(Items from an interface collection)

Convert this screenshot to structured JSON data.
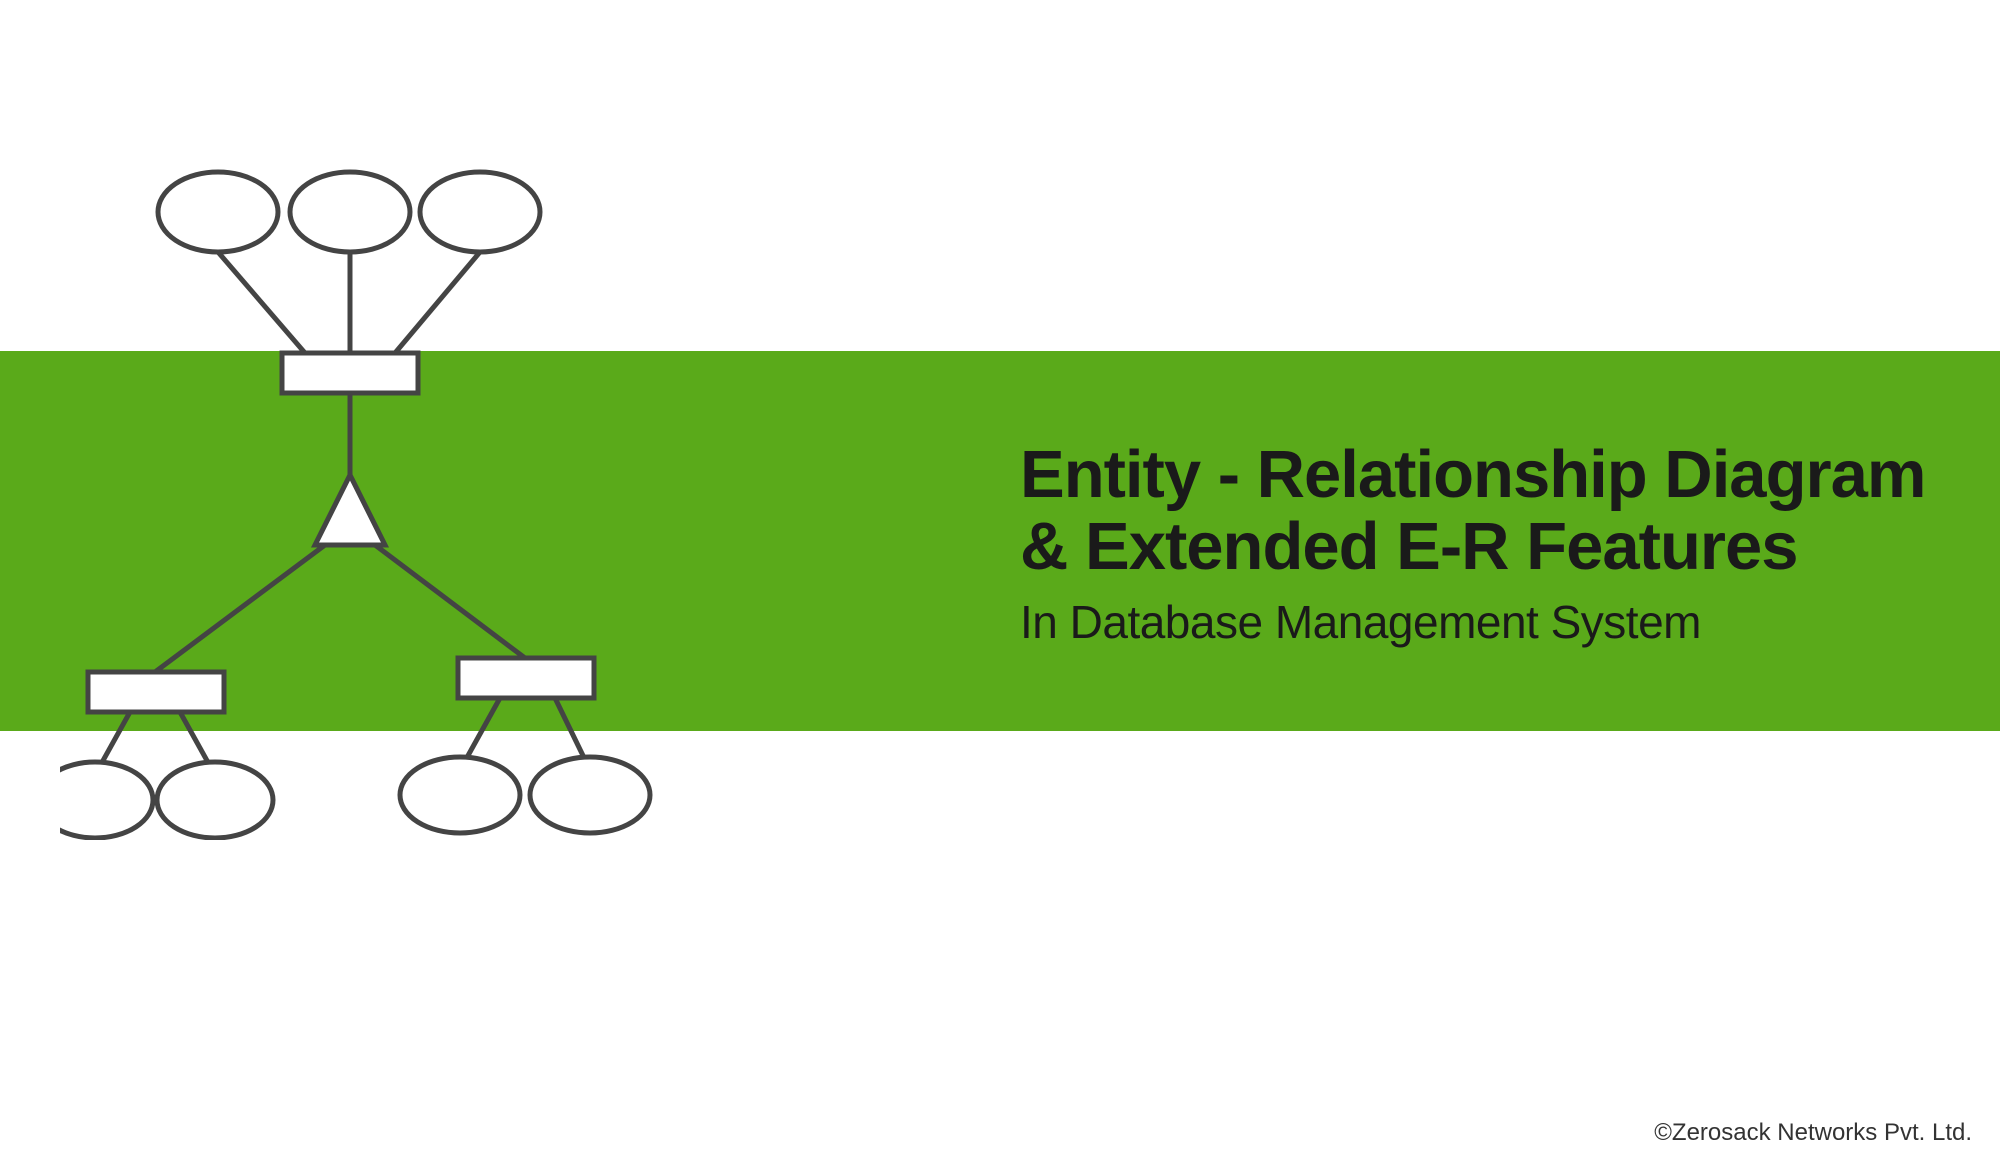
{
  "title_line1": "Entity - Relationship Diagram",
  "title_line2": "& Extended E-R Features",
  "subtitle": "In Database Management System",
  "copyright": "©Zerosack Networks Pvt. Ltd.",
  "colors": {
    "green": "#5aaa1a",
    "stroke": "#444444",
    "white": "#ffffff"
  },
  "diagram": {
    "type": "er-hierarchy",
    "top_attributes": 3,
    "top_entity": 1,
    "triangle_generalization": 1,
    "bottom_entities": 2,
    "bottom_left_attributes": 2,
    "bottom_right_attributes": 2
  }
}
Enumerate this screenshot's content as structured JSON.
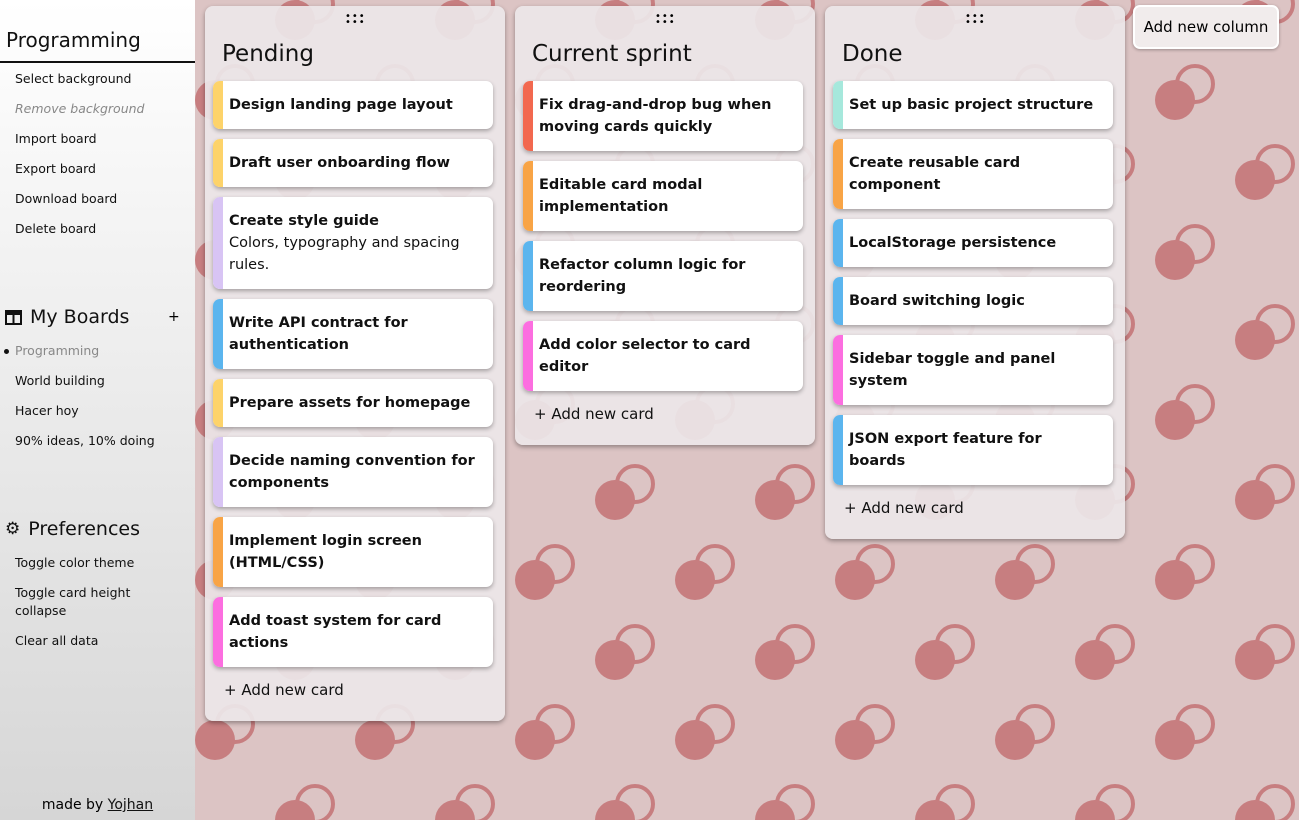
{
  "colors": {
    "yellow": "#fdd36a",
    "purple": "#d8c4f4",
    "blue": "#5bb5ee",
    "orange": "#f8a446",
    "pink": "#fc6ee0",
    "red": "#f2684f",
    "teal": "#a6e8dc",
    "pattern": "#c77e80",
    "background": "#dcc4c4"
  },
  "sidebar": {
    "board_title": "Programming",
    "board_menu": [
      "Select background",
      "Remove background",
      "Import board",
      "Export board",
      "Download board",
      "Delete board"
    ],
    "my_boards_title": "My Boards",
    "add_board": "+",
    "boards": [
      "Programming",
      "World building",
      "Hacer hoy",
      "90% ideas, 10% doing"
    ],
    "preferences_title": "Preferences",
    "preferences": [
      "Toggle color theme",
      "Toggle card height collapse",
      "Clear all data"
    ],
    "footer_prefix": "made by",
    "footer_link": "Yojhan"
  },
  "add_column": "Add new column",
  "add_card": "+ Add new card",
  "handle": "⠿",
  "columns": [
    {
      "title": "Pending",
      "cards": [
        {
          "title": "Design landing page layout",
          "color": "yellow"
        },
        {
          "title": "Draft user onboarding flow",
          "color": "yellow"
        },
        {
          "title": "Create style guide",
          "desc": "Colors, typography and spacing rules.",
          "color": "purple"
        },
        {
          "title": "Write API contract for authentication",
          "color": "blue"
        },
        {
          "title": "Prepare assets for homepage",
          "color": "yellow"
        },
        {
          "title": "Decide naming convention for components",
          "color": "purple"
        },
        {
          "title": "Implement login screen (HTML/CSS)",
          "color": "orange"
        },
        {
          "title": "Add toast system for card actions",
          "color": "pink"
        }
      ]
    },
    {
      "title": "Current sprint",
      "cards": [
        {
          "title": "Fix drag-and-drop bug when moving cards quickly",
          "color": "red"
        },
        {
          "title": "Editable card modal implementation",
          "color": "orange"
        },
        {
          "title": "Refactor column logic for reordering",
          "color": "blue"
        },
        {
          "title": "Add color selector to card editor",
          "color": "pink"
        }
      ]
    },
    {
      "title": "Done",
      "cards": [
        {
          "title": "Set up basic project structure",
          "color": "teal"
        },
        {
          "title": "Create reusable card component",
          "color": "orange"
        },
        {
          "title": "LocalStorage persistence",
          "color": "blue"
        },
        {
          "title": "Board switching logic",
          "color": "blue"
        },
        {
          "title": "Sidebar toggle and panel system",
          "color": "pink"
        },
        {
          "title": "JSON export feature for boards",
          "color": "blue"
        }
      ]
    }
  ]
}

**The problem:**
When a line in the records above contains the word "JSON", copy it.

**Written reply:**
Convert this screenshot to structured JSON data.
Enumerate this screenshot's content as structured JSON.
          "title": "JSON export feature for boards",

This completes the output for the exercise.